*Exercise details*.
Please copy all of the data that follows exactly, leaving any pictures out.

----

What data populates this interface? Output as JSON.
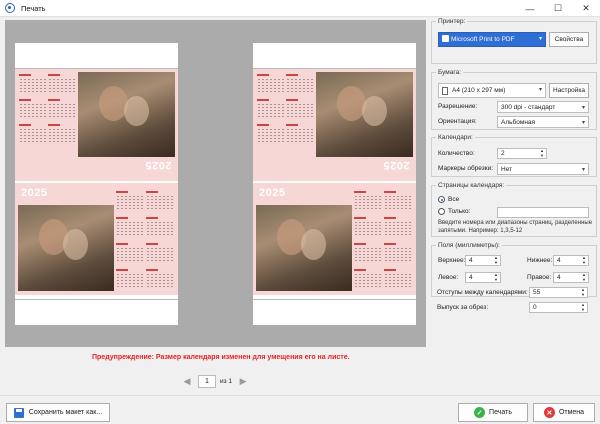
{
  "window": {
    "title": "Печать",
    "minimize_glyph": "—",
    "maximize_glyph": "☐",
    "close_glyph": "✕"
  },
  "preview": {
    "year_label": "2025",
    "warning": "Предупреждение: Размер календаря изменен для умещения его на листе.",
    "page_current": "1",
    "page_of": "из 1",
    "prev_glyph": "◀",
    "next_glyph": "▶"
  },
  "printer": {
    "legend": "Принтер:",
    "selected": "Microsoft Print to PDF",
    "properties_button": "Свойства"
  },
  "paper": {
    "legend": "Бумага:",
    "size": "A4 (210 x 297 мм)",
    "setup_button": "Настройка",
    "resolution_label": "Разрешение:",
    "resolution_value": "300 dpi - стандарт",
    "orientation_label": "Ориентация:",
    "orientation_value": "Альбомная"
  },
  "calendars": {
    "legend": "Календари:",
    "count_label": "Количество:",
    "count_value": "2",
    "markers_label": "Маркеры обрезки:",
    "markers_value": "Нет"
  },
  "pages": {
    "legend": "Страницы календаря:",
    "all_label": "Все",
    "only_label": "Только:",
    "selected_option": "Все",
    "hint": "Введите номера или диапазоны страниц, разделенные запятыми. Например: 1,3,5-12"
  },
  "margins": {
    "legend": "Поля (миллиметры):",
    "top_label": "Верхнее:",
    "top_value": "4",
    "bottom_label": "Нижнее:",
    "bottom_value": "4",
    "left_label": "Левое:",
    "left_value": "4",
    "right_label": "Правое:",
    "right_value": "4",
    "spacing_label": "Отступы между календарями:",
    "spacing_value": "55",
    "bleed_label": "Выпуск за обрез:",
    "bleed_value": "0"
  },
  "footer": {
    "save_layout": "Сохранить макет как...",
    "print": "Печать",
    "cancel": "Отмена"
  },
  "colors": {
    "accent": "#2f6ed5",
    "warning": "#e52222",
    "calendar_pink": "#f7d7d5",
    "ok_green": "#3bb34a",
    "cancel_red": "#e03a3a"
  }
}
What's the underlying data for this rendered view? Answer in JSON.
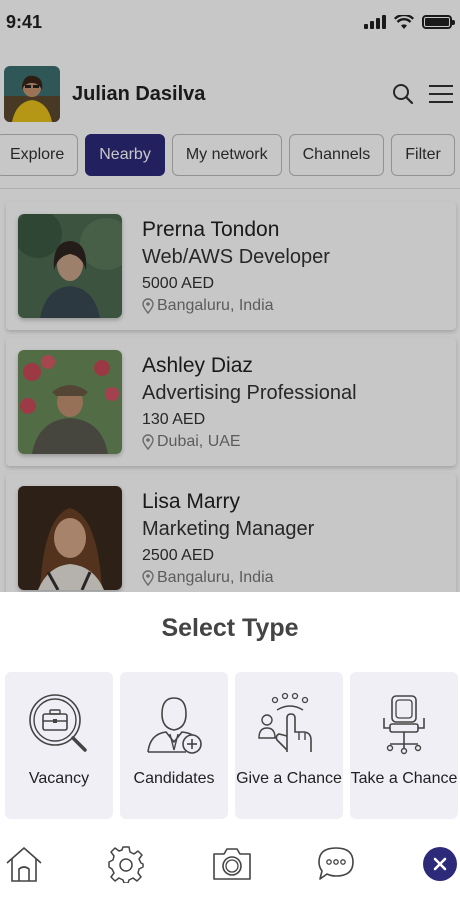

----

*Result*.
What data populates this interface? Output as JSON.
{
  "window": {
    "title": "Печать",
    "minimize_glyph": "—",
    "maximize_glyph": "☐",
    "close_glyph": "✕"
  },
  "preview": {
    "year_label": "2025",
    "warning": "Предупреждение: Размер календаря изменен для умещения его на листе.",
    "page_current": "1",
    "page_of": "из 1",
    "prev_glyph": "◀",
    "next_glyph": "▶"
  },
  "printer": {
    "legend": "Принтер:",
    "selected": "Microsoft Print to PDF",
    "properties_button": "Свойства"
  },
  "paper": {
    "legend": "Бумага:",
    "size": "A4 (210 x 297 мм)",
    "setup_button": "Настройка",
    "resolution_label": "Разрешение:",
    "resolution_value": "300 dpi - стандарт",
    "orientation_label": "Ориентация:",
    "orientation_value": "Альбомная"
  },
  "calendars": {
    "legend": "Календари:",
    "count_label": "Количество:",
    "count_value": "2",
    "markers_label": "Маркеры обрезки:",
    "markers_value": "Нет"
  },
  "pages": {
    "legend": "Страницы календаря:",
    "all_label": "Все",
    "only_label": "Только:",
    "selected_option": "Все",
    "hint": "Введите номера или диапазоны страниц, разделенные запятыми. Например: 1,3,5-12"
  },
  "margins": {
    "legend": "Поля (миллиметры):",
    "top_label": "Верхнее:",
    "top_value": "4",
    "bottom_label": "Нижнее:",
    "bottom_value": "4",
    "left_label": "Левое:",
    "left_value": "4",
    "right_label": "Правое:",
    "right_value": "4",
    "spacing_label": "Отступы между календарями:",
    "spacing_value": "55",
    "bleed_label": "Выпуск за обрез:",
    "bleed_value": "0"
  },
  "footer": {
    "save_layout": "Сохранить макет как...",
    "print": "Печать",
    "cancel": "Отмена"
  },
  "colors": {
    "accent": "#2f6ed5",
    "warning": "#e52222",
    "calendar_pink": "#f7d7d5",
    "ok_green": "#3bb34a",
    "cancel_red": "#e03a3a"
  }
}
What's the underlying data for this rendered view? Answer in JSON.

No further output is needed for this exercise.